On April 28th Google’s blog announced Google Public Data, a new search feature to make easier the retrieval and comparison of public data published on government web sites, by using data extracted from official sources and by visualizing them with Trendalyzer.
As their post says
The data we’re including in this first launch represents just a small fraction of all the interesting public data available on the web. There are statistics for prices of cookies, CO2 emissions, asthma frequency, high school graduation rates, bakers’ salaries, number of wildfires, and the list goes on.
In this first instance, Google shows the trend of unemployment data, with data coming from the U.S: Bureau of Labor Statistics and the U.S. Census Bureau, but suggests that more will come.
Where does this leave data.gov, the repository of government data in multiple formats that the US Federal CIO Vivek Kundra wants to put in place? If and when this will be up and running, tools like Google Public Data may help combine and visualize data. But what is most intriguing is that Google can already extract data from where they are, i.e. buried into individual agency web sites that it routinely searches and indexes.:
Governments cannot rely only on Google, and building some form of common repository or common access layer to data makes a lot of sense. However the appetite for more accessible public data that are easy to consume and understand is growing everywhere, and there may be a case for Google and others to provide more functionalities in this space, potentially making government initiatives such as data.gov much less relevant if not timely enough.
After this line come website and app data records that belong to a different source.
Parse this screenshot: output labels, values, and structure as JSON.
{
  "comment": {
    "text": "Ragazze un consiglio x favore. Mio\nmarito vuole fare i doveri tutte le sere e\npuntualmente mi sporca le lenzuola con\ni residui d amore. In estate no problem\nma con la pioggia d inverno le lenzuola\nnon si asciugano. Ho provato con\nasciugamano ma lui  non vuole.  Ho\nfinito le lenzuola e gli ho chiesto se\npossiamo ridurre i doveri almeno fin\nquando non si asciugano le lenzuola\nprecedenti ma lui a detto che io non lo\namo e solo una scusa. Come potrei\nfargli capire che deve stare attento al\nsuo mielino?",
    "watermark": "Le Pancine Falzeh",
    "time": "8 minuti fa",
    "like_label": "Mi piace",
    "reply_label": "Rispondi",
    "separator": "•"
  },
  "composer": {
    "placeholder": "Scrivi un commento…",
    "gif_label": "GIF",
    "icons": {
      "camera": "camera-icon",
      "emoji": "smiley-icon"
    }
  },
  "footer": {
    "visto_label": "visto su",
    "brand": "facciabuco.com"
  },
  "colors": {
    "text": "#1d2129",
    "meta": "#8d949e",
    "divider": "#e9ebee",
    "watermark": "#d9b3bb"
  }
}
Comments or opinions expressed on this blog are those of the individual contributors only, and do not necessarily represent the views of Gartner, Inc. or its management. Readers may copy and redistribute blog postings on other blogs, or otherwise for private, non-commercial or journalistic purposes, with attribution to Gartner. This content may not be used for any other purposes in any other formats or media. The content on this blog is provided on an "as-is" basis. Gartner shall not be liable for any damages whatsoever arising out of the content or use of this blog.